*** Opening of RECORDS TO USE ***

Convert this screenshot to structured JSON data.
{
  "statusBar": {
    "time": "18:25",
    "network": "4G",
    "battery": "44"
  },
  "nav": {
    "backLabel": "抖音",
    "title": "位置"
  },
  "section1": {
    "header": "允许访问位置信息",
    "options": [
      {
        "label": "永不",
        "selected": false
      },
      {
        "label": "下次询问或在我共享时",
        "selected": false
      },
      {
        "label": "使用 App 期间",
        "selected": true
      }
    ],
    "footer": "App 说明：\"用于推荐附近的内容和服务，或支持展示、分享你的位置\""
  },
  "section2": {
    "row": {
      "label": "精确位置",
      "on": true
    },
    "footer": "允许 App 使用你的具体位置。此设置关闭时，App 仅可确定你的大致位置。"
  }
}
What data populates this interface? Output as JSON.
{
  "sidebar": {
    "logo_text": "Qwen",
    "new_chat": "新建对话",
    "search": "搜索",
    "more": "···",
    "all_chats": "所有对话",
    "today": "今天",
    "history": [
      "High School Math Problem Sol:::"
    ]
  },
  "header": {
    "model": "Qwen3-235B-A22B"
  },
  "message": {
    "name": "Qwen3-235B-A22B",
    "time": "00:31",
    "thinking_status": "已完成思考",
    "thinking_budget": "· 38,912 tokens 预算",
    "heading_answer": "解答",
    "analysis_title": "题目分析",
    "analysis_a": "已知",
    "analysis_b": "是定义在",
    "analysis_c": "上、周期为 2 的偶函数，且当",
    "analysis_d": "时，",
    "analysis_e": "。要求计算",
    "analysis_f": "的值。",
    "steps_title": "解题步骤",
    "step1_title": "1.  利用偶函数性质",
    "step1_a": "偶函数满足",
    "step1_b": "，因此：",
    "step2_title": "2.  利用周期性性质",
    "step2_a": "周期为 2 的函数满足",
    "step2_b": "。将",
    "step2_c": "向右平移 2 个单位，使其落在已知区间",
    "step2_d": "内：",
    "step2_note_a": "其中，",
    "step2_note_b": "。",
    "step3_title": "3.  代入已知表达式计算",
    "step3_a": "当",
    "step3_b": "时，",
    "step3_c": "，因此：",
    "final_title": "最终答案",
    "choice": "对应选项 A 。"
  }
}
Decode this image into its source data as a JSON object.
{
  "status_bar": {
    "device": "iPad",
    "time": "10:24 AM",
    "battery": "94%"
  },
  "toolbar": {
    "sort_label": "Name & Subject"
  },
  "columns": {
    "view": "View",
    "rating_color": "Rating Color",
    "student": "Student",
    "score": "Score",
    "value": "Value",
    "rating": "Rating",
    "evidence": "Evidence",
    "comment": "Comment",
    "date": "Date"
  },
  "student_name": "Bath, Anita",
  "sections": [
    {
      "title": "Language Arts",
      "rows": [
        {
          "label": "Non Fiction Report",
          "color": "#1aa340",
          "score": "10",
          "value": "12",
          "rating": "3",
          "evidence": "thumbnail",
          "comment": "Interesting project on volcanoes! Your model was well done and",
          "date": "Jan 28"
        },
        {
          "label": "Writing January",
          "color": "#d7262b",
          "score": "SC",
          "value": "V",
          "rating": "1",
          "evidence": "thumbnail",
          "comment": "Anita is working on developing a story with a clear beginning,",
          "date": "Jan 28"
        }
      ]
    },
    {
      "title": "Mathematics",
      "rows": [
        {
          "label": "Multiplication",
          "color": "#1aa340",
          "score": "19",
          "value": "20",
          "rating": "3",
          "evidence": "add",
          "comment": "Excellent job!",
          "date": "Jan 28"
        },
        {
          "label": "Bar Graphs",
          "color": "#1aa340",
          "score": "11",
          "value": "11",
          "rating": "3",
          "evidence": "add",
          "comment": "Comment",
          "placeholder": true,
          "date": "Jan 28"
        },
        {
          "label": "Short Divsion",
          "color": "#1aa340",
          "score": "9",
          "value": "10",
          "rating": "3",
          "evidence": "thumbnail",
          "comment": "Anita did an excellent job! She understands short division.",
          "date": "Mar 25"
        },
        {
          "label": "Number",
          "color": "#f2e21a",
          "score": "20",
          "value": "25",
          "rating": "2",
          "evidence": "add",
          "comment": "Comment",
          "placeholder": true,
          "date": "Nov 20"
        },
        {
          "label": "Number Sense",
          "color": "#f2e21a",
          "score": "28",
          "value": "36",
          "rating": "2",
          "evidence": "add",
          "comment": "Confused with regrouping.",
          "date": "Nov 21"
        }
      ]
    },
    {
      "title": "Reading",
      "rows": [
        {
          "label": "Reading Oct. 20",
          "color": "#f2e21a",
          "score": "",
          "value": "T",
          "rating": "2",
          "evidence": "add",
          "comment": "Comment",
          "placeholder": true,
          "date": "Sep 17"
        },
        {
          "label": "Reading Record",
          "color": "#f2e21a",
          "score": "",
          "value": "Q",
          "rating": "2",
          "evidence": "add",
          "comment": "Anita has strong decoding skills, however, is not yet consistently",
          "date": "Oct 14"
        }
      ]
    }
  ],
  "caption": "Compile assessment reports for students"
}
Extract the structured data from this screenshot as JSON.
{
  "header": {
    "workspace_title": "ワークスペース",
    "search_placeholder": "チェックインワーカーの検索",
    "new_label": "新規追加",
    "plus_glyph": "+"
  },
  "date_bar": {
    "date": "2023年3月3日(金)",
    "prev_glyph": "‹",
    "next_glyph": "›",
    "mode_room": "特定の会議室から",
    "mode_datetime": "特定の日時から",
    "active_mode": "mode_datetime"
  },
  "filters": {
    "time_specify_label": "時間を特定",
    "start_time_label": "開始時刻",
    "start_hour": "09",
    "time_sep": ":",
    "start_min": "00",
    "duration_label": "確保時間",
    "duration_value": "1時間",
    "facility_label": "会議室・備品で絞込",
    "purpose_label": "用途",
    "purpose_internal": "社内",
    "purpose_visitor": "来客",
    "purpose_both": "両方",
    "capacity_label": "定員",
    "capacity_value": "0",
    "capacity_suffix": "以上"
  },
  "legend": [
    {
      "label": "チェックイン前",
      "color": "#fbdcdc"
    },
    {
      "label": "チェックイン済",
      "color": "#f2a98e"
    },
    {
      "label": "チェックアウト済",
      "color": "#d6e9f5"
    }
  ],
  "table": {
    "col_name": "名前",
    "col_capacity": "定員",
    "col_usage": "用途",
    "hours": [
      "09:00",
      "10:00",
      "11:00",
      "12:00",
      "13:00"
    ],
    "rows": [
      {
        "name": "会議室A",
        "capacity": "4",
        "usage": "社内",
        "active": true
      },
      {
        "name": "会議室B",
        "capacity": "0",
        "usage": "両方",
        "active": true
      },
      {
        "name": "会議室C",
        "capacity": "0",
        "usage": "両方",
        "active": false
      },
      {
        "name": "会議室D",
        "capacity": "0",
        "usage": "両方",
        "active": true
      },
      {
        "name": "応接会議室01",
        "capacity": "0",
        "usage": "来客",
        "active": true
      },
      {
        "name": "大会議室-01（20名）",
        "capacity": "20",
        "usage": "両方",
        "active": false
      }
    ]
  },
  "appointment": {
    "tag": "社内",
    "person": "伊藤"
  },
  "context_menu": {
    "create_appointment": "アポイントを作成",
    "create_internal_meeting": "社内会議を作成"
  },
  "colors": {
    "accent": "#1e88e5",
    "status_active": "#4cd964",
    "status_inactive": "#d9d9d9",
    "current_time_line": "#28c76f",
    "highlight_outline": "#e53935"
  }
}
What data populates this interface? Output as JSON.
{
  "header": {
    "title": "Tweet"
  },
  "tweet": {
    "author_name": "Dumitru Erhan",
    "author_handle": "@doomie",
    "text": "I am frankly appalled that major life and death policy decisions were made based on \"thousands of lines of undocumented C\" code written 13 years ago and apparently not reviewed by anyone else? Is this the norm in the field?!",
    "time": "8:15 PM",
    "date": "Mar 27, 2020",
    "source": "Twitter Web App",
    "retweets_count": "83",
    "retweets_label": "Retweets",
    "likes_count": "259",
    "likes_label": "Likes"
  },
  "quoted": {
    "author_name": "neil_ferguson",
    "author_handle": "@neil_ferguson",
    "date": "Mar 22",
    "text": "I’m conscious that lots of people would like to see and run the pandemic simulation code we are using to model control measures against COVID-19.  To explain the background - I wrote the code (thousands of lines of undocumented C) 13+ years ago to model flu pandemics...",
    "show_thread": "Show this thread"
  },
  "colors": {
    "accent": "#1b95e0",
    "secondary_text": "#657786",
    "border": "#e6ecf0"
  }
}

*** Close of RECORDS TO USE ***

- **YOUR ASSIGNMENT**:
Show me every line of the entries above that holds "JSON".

- **WRITTEN SOLUTION**:
Convert this screenshot to structured JSON data.
What data populates this interface? Output as JSON.
Decode this image into its source data as a JSON object.
Extract the structured data from this screenshot as JSON.
What data populates this interface? Output as JSON.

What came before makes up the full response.